--- SUPPLIED ENTRIES Enclosed Below ---

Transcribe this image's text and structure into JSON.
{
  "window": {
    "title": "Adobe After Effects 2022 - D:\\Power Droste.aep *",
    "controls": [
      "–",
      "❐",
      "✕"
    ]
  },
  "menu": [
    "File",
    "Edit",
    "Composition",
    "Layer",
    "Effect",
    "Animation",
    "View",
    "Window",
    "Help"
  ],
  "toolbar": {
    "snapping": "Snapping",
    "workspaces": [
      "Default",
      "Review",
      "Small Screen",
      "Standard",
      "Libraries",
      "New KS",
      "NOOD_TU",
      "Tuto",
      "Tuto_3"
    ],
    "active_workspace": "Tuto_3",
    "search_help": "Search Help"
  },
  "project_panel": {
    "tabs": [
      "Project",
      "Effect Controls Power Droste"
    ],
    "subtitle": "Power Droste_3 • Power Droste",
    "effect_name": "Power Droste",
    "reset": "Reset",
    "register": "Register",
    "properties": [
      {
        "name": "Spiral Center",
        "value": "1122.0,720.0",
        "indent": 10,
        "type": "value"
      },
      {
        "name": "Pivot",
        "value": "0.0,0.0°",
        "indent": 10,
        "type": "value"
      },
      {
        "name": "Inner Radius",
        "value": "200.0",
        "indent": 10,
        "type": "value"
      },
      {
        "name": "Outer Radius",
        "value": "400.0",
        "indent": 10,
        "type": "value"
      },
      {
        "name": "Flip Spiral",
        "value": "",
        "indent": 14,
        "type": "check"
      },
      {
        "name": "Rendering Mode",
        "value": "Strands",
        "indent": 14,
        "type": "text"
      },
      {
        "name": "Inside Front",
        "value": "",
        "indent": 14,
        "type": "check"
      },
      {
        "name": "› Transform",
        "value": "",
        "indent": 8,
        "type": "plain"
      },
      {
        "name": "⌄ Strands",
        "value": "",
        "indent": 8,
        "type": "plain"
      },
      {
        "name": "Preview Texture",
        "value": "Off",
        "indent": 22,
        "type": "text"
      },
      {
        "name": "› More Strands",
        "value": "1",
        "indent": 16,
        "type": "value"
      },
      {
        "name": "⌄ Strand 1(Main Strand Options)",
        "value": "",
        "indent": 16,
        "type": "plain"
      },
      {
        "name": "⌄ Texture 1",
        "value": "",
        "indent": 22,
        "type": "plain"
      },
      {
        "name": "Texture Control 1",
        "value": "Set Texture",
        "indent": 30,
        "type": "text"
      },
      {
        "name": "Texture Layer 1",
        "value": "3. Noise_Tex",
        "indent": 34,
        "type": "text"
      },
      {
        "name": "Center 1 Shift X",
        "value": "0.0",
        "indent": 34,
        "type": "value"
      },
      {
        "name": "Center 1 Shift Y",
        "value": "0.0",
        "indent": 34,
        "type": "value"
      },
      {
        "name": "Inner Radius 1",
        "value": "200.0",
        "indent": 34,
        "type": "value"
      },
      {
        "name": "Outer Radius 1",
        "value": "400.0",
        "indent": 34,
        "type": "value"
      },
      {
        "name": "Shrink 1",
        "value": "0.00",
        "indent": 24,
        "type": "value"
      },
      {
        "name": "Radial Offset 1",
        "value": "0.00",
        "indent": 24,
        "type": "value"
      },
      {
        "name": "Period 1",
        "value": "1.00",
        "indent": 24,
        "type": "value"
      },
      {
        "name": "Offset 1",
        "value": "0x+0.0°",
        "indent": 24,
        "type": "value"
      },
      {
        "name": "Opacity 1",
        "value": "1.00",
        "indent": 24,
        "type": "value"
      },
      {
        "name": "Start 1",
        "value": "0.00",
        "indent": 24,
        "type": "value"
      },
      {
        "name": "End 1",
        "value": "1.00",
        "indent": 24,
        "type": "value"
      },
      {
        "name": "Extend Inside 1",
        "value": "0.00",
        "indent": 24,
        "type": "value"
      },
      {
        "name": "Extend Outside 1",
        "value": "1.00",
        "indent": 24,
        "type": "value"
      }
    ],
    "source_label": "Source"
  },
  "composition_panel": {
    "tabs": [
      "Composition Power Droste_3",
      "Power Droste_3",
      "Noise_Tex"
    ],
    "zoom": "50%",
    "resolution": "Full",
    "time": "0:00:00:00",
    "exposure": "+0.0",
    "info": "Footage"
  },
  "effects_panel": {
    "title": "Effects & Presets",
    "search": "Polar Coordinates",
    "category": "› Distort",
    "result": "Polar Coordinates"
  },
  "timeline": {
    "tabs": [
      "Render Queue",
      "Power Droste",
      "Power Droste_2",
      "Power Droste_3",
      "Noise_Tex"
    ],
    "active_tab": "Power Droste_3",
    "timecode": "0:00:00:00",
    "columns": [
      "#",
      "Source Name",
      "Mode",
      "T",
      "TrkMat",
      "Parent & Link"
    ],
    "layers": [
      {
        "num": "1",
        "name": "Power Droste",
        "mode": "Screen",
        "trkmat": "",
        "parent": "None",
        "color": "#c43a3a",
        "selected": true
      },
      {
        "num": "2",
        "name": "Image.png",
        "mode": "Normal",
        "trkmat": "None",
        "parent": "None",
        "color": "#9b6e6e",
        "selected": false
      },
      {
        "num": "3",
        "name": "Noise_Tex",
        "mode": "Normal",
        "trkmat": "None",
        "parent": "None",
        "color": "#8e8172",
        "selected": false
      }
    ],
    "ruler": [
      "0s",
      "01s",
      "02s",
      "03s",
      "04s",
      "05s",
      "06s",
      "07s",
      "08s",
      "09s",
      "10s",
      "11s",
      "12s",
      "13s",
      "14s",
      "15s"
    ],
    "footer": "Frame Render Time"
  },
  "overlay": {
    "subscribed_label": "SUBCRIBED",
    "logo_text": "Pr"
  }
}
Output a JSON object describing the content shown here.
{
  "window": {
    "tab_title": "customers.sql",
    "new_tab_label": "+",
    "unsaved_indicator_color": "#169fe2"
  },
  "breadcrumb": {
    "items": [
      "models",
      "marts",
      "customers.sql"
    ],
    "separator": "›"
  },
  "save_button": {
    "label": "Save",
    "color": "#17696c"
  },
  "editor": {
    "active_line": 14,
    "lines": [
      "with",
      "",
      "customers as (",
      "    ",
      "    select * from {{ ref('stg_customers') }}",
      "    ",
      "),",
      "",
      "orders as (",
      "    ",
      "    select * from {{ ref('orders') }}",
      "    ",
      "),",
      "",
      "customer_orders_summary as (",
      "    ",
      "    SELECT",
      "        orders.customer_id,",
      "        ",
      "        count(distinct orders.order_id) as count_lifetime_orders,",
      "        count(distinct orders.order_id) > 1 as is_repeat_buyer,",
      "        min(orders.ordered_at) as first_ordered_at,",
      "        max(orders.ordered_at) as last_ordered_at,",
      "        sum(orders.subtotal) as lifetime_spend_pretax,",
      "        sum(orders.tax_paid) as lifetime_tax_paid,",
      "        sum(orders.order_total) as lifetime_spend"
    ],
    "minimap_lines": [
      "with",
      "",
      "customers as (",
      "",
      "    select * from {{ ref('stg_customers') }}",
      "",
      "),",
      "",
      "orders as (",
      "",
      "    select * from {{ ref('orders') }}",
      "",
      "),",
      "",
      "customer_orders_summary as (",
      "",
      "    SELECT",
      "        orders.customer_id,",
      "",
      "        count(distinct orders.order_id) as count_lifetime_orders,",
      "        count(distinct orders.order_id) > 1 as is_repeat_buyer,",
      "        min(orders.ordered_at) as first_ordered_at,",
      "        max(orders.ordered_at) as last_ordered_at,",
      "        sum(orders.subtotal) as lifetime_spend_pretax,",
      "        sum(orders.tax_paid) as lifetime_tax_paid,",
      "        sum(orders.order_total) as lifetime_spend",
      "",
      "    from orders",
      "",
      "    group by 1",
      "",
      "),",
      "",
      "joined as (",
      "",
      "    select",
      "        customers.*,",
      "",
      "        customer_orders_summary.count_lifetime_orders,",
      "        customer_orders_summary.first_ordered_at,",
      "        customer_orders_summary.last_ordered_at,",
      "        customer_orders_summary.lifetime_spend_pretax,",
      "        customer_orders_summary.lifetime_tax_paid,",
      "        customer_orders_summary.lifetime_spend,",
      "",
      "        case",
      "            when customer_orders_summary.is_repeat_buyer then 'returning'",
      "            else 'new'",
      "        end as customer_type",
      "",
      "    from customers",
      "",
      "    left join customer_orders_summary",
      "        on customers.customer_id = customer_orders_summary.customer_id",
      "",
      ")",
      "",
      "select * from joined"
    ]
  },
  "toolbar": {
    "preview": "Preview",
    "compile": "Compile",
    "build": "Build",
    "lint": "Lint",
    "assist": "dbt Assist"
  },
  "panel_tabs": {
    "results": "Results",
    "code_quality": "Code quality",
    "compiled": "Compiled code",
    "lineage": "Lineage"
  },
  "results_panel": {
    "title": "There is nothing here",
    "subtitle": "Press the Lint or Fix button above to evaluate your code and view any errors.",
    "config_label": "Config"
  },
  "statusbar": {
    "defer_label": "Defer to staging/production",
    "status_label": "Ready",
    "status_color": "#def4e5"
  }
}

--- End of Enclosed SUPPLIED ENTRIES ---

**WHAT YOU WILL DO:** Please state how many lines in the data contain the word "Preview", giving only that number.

**RESPONSE:** 2